In your reply, restate all of the records below word for word.

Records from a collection
┏━━
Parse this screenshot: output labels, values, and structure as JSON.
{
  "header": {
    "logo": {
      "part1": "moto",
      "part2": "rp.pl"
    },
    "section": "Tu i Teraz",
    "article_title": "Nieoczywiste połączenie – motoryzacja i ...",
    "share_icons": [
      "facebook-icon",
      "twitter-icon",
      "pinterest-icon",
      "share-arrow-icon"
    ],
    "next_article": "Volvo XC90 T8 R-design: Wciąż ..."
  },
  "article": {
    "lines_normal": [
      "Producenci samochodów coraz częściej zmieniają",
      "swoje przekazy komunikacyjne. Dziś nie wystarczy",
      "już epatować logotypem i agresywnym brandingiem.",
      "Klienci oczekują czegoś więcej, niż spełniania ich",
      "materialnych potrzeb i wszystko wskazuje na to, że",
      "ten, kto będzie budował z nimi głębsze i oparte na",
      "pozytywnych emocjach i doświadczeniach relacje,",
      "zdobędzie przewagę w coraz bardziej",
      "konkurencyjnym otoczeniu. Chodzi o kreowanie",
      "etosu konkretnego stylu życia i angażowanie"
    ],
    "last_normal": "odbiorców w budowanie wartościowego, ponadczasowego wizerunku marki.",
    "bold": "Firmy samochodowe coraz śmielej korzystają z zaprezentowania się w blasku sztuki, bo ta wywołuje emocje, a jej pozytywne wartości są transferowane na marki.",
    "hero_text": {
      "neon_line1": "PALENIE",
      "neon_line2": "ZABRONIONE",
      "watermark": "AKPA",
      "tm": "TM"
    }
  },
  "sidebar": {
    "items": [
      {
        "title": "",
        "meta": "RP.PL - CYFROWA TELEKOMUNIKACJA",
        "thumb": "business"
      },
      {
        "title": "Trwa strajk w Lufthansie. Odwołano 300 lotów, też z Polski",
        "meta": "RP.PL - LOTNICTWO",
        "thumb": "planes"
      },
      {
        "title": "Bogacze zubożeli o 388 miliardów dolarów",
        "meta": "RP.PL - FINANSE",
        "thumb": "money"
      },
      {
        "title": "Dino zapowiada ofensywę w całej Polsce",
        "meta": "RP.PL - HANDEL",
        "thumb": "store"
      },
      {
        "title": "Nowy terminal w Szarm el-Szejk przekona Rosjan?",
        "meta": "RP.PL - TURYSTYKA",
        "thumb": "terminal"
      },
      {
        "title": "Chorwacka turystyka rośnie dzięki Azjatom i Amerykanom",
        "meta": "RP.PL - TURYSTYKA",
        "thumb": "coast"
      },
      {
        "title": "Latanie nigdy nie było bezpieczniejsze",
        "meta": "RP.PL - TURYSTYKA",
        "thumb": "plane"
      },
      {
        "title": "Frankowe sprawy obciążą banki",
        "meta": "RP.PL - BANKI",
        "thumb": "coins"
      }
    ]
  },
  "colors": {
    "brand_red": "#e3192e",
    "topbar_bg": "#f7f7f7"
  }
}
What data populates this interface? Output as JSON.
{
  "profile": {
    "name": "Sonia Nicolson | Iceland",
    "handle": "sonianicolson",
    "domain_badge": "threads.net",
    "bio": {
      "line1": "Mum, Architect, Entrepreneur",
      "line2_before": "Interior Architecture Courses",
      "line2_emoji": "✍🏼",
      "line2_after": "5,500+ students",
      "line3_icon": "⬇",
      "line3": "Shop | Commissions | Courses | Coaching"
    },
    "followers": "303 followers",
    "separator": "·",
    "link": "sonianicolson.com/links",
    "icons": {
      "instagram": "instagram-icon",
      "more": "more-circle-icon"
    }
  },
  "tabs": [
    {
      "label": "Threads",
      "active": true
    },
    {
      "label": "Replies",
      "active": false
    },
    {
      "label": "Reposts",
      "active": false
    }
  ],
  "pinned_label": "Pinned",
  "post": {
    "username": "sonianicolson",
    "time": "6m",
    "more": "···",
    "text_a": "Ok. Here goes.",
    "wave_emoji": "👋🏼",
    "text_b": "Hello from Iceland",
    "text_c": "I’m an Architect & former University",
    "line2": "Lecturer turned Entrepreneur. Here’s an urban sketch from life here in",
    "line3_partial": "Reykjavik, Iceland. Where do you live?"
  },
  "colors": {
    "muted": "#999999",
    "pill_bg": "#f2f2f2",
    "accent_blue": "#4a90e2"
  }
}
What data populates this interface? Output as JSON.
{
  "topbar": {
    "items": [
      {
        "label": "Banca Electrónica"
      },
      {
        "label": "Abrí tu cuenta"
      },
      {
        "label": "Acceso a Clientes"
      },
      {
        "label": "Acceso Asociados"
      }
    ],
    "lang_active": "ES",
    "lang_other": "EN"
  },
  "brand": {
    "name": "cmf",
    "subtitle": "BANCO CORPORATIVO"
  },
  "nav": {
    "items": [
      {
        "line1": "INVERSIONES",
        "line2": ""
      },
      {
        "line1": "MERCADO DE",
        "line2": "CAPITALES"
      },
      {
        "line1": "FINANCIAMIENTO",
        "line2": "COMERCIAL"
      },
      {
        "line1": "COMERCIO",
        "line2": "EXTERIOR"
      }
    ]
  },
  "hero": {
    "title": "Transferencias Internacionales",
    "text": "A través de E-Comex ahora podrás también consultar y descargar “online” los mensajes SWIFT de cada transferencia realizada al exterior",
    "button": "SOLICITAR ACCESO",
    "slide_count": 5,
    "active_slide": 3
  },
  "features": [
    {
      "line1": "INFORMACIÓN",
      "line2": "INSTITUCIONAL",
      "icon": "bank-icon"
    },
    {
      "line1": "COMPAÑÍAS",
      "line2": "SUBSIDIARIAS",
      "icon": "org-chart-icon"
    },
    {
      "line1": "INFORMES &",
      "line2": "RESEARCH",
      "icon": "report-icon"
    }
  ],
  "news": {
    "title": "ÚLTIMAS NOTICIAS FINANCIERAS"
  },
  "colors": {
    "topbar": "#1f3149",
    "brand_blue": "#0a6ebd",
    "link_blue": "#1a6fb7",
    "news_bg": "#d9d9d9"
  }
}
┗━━
→ SOLUTION FOR THIS EXERCISE
Parse this screenshot: output labels, values, and structure as JSON.
{
  "header": {
    "logo": {
      "part1": "moto",
      "part2": "rp.pl"
    },
    "section": "Tu i Teraz",
    "article_title": "Nieoczywiste połączenie – motoryzacja i ...",
    "share_icons": [
      "facebook-icon",
      "twitter-icon",
      "pinterest-icon",
      "share-arrow-icon"
    ],
    "next_article": "Volvo XC90 T8 R-design: Wciąż ..."
  },
  "article": {
    "lines_normal": [
      "Producenci samochodów coraz częściej zmieniają",
      "swoje przekazy komunikacyjne. Dziś nie wystarczy",
      "już epatować logotypem i agresywnym brandingiem.",
      "Klienci oczekują czegoś więcej, niż spełniania ich",
      "materialnych potrzeb i wszystko wskazuje na to, że",
      "ten, kto będzie budował z nimi głębsze i oparte na",
      "pozytywnych emocjach i doświadczeniach relacje,",
      "zdobędzie przewagę w coraz bardziej",
      "konkurencyjnym otoczeniu. Chodzi o kreowanie",
      "etosu konkretnego stylu życia i angażowanie"
    ],
    "last_normal": "odbiorców w budowanie wartościowego, ponadczasowego wizerunku marki.",
    "bold": "Firmy samochodowe coraz śmielej korzystają z zaprezentowania się w blasku sztuki, bo ta wywołuje emocje, a jej pozytywne wartości są transferowane na marki.",
    "hero_text": {
      "neon_line1": "PALENIE",
      "neon_line2": "ZABRONIONE",
      "watermark": "AKPA",
      "tm": "TM"
    }
  },
  "sidebar": {
    "items": [
      {
        "title": "",
        "meta": "RP.PL - CYFROWA TELEKOMUNIKACJA",
        "thumb": "business"
      },
      {
        "title": "Trwa strajk w Lufthansie. Odwołano 300 lotów, też z Polski",
        "meta": "RP.PL - LOTNICTWO",
        "thumb": "planes"
      },
      {
        "title": "Bogacze zubożeli o 388 miliardów dolarów",
        "meta": "RP.PL - FINANSE",
        "thumb": "money"
      },
      {
        "title": "Dino zapowiada ofensywę w całej Polsce",
        "meta": "RP.PL - HANDEL",
        "thumb": "store"
      },
      {
        "title": "Nowy terminal w Szarm el-Szejk przekona Rosjan?",
        "meta": "RP.PL - TURYSTYKA",
        "thumb": "terminal"
      },
      {
        "title": "Chorwacka turystyka rośnie dzięki Azjatom i Amerykanom",
        "meta": "RP.PL - TURYSTYKA",
        "thumb": "coast"
      },
      {
        "title": "Latanie nigdy nie było bezpieczniejsze",
        "meta": "RP.PL - TURYSTYKA",
        "thumb": "plane"
      },
      {
        "title": "Frankowe sprawy obciążą banki",
        "meta": "RP.PL - BANKI",
        "thumb": "coins"
      }
    ]
  },
  "colors": {
    "brand_red": "#e3192e",
    "topbar_bg": "#f7f7f7"
  }
}
What data populates this interface? Output as JSON.
{
  "profile": {
    "name": "Sonia Nicolson | Iceland",
    "handle": "sonianicolson",
    "domain_badge": "threads.net",
    "bio": {
      "line1": "Mum, Architect, Entrepreneur",
      "line2_before": "Interior Architecture Courses",
      "line2_emoji": "✍🏼",
      "line2_after": "5,500+ students",
      "line3_icon": "⬇",
      "line3": "Shop | Commissions | Courses | Coaching"
    },
    "followers": "303 followers",
    "separator": "·",
    "link": "sonianicolson.com/links",
    "icons": {
      "instagram": "instagram-icon",
      "more": "more-circle-icon"
    }
  },
  "tabs": [
    {
      "label": "Threads",
      "active": true
    },
    {
      "label": "Replies",
      "active": false
    },
    {
      "label": "Reposts",
      "active": false
    }
  ],
  "pinned_label": "Pinned",
  "post": {
    "username": "sonianicolson",
    "time": "6m",
    "more": "···",
    "text_a": "Ok. Here goes.",
    "wave_emoji": "👋🏼",
    "text_b": "Hello from Iceland",
    "text_c": "I’m an Architect & former University",
    "line2": "Lecturer turned Entrepreneur. Here’s an urban sketch from life here in",
    "line3_partial": "Reykjavik, Iceland. Where do you live?"
  },
  "colors": {
    "muted": "#999999",
    "pill_bg": "#f2f2f2",
    "accent_blue": "#4a90e2"
  }
}
What data populates this interface? Output as JSON.
{
  "topbar": {
    "items": [
      {
        "label": "Banca Electrónica"
      },
      {
        "label": "Abrí tu cuenta"
      },
      {
        "label": "Acceso a Clientes"
      },
      {
        "label": "Acceso Asociados"
      }
    ],
    "lang_active": "ES",
    "lang_other": "EN"
  },
  "brand": {
    "name": "cmf",
    "subtitle": "BANCO CORPORATIVO"
  },
  "nav": {
    "items": [
      {
        "line1": "INVERSIONES",
        "line2": ""
      },
      {
        "line1": "MERCADO DE",
        "line2": "CAPITALES"
      },
      {
        "line1": "FINANCIAMIENTO",
        "line2": "COMERCIAL"
      },
      {
        "line1": "COMERCIO",
        "line2": "EXTERIOR"
      }
    ]
  },
  "hero": {
    "title": "Transferencias Internacionales",
    "text": "A través de E-Comex ahora podrás también consultar y descargar “online” los mensajes SWIFT de cada transferencia realizada al exterior",
    "button": "SOLICITAR ACCESO",
    "slide_count": 5,
    "active_slide": 3
  },
  "features": [
    {
      "line1": "INFORMACIÓN",
      "line2": "INSTITUCIONAL",
      "icon": "bank-icon"
    },
    {
      "line1": "COMPAÑÍAS",
      "line2": "SUBSIDIARIAS",
      "icon": "org-chart-icon"
    },
    {
      "line1": "INFORMES &",
      "line2": "RESEARCH",
      "icon": "report-icon"
    }
  ],
  "news": {
    "title": "ÚLTIMAS NOTICIAS FINANCIERAS"
  },
  "colors": {
    "topbar": "#1f3149",
    "brand_blue": "#0a6ebd",
    "link_blue": "#1a6fb7",
    "news_bg": "#d9d9d9"
  }
}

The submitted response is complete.